The other day, before the clock even struck 7 a.m., my toddler hit me square in the face. I was curled up on the living room couch—a consolation for trekking downstairs with my early riser—when she swatted me across the cheek. I can hardly remember the context, but rest assured, my almost 3-year-old was angry, likely reacting to some declaration of the word “no.”
I was stunned. But nevertheless, I feigned hurt and rolled over, prioritizing my own rest over embracing a teaching moment. As a singular moment, this slap was not really a big deal. But make it a habit and involve other kids and the experience snowballs into something else entirely.

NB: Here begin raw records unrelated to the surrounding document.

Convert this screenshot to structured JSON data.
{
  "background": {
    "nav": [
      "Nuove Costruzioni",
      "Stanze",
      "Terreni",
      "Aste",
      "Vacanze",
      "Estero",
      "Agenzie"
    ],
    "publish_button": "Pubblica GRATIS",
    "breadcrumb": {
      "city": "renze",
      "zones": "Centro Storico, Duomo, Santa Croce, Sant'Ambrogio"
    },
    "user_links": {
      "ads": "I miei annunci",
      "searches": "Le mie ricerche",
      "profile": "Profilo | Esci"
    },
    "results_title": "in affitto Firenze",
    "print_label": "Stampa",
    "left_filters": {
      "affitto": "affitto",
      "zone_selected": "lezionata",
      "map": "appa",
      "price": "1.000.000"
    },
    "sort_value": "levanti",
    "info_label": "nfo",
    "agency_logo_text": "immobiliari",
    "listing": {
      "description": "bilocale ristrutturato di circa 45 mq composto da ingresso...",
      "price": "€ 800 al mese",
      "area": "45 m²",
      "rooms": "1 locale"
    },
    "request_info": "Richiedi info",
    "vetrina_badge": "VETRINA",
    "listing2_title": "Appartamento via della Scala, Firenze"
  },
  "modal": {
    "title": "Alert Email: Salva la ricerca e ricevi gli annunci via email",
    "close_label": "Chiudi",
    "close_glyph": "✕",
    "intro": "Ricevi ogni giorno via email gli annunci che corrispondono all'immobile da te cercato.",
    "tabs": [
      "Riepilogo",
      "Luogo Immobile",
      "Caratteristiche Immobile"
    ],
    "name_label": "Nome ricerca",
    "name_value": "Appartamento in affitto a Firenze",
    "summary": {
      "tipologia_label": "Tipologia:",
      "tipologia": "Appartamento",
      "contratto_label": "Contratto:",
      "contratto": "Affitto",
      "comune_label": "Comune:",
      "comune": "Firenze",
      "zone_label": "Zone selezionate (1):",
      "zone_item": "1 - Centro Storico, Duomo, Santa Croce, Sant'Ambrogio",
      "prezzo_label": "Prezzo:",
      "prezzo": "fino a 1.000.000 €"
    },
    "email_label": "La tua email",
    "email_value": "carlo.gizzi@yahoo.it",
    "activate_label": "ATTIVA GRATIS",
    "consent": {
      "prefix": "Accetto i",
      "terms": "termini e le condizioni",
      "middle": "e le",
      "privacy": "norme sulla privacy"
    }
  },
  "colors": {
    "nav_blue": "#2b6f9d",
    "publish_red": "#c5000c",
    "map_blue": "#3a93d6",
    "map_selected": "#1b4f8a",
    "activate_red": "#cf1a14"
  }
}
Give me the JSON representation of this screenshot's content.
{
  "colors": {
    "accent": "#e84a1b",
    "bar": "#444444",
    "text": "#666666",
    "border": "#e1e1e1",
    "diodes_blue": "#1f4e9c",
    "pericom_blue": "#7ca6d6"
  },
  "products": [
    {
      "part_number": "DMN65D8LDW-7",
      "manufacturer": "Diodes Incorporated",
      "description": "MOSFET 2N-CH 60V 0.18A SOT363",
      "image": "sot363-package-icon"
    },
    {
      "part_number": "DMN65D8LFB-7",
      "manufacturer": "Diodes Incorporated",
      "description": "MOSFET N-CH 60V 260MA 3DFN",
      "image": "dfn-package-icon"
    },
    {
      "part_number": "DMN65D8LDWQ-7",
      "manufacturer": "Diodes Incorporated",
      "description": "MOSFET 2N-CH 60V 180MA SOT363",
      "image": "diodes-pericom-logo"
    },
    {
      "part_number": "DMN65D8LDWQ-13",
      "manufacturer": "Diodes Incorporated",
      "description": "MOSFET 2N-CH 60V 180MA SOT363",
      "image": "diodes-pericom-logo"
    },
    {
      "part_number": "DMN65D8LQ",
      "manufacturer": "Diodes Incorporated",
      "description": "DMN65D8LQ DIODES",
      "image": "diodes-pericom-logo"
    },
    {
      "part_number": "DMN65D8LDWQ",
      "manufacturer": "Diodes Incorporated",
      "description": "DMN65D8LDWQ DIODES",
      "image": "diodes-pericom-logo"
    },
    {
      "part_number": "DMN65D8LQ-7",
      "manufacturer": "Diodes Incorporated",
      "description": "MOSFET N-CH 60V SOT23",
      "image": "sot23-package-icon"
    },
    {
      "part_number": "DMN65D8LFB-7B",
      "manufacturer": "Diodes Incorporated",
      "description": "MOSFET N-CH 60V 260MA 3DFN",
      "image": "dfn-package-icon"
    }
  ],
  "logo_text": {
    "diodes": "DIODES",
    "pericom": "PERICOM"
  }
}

Especially where daycares and preschools are concerned, hitting and biting is a very big deal, so it’s wise to nip aggression in the bud.
So, what can parents do to curb this behavior in their kids? I reached out to two parenting experts for advice.
Keep it Simple
Dr. Emily W. King, a licensed psychologist in Raleigh, North Carolina, explained that while a parent’s response depends on the child’s age and level of understanding, one thing’s for sure: Simple language is best. “For young children, keep language very simple, such as a calm, ‘no biting,’ and then redirect the child away from the situation to separate them from the child they have bitten,” she said. “I also recommend more often telling a child what to do with their hands, such as ‘gentle touches’, to help them practice how their body feels in certain situations.”
See Behavior as Communication
Dr. King encouraged parents to see their child’s behavior as a way of communicating by asking yourself what the message is at the root of your little one’s hitting or biting. She explained that young children don’t always have words to express their feelings and may turn to “physical communication” in a pinch. To survive this stage with the least amount of damage, Dr. King recommended monitoring young children closely and jumping in to coach them when needed.
Rarely does a child want to hurt anyone else out of maliciousness, but does so more as a strategy to meet [their] needs.
Leslie Priscilla, a parenting coach and founder of Latinx Parenting, encouraged readers to reframe the way they see aggressive behaviors. “Rarely does a child want to hurt anyone else out of maliciousness but does so more as a strategy to meet [their] needs,” she said.
Make Apologies Matter
An empty apology is meaningless. Make an “I’m sorry” mean something more by coaching the child in the wrong to check in with those they’ve hurt. “Don’t just teach an empty, ‘I’m sorry,’” said Dr. King. “Encourage the reason behind it: I got mad, lost control, and now I need to check to make sure my friend is OK.”
Focus on the Behavior, Not the Child
Teach kids that our mistakes don’t define us by putting the focus on their behavior and not their character. “Always talk about behavior in the context of their body’s response and not the child’s response,” said Dr. King. “For instance, ‘You felt mad so your teeth wanted to bite! Let’s squeeze this instead when you feel mad’ feels supportive and helpful to child, while ‘Don’t bite your friends. That’s not nice’ can leave a child feeling they are not nice.”
Priscilla added, “If we are able to handle these situations with calmness and a bird’s-eye-view of what needs to happen and what needs to be modeled and learned by the child, it is much more likely that they will not feel shame about themselves as little people navigating these big feelings.”
Make it a Teaching Moment
Priscilla encouraged parents to use these moments for learning and growth. She suggested modeling the repair process by saying something like, “You seemed really upset when you did that. I’m sorry you felt that in your body. Do you see your friend there crying? I think that must have really hurt them. How do you think they are feeling? I’m wondering what you think we can do to help them feel better.”
But before you jump in to smooth things over, it’s important to read the room. There’s no point in starting a meaningful discussion when emotions are running high. Instead, Priscilla recommended tending to the hurt child first, and then, when everyone’s calm, revisiting the moment in question.
“We always want to revisit the situation once the initial storm has passed with both children because in addition to modeling empathy, we also want to plan to prevent those experiences however much we can,” Priscilla said.
Priscilla reminded parents that these moments of aggression are inevitable as our children grow. But instead of muscling through them and finding relief on the other side, she suggested harnessing all the learning power they can provide. “We can help children learn what to do in those situations as they develop and grow more independent socially,” she said. “We can ask them open-minded questions with curiosity to revisit what happened and to genuinely learn if they are feeling resolved.”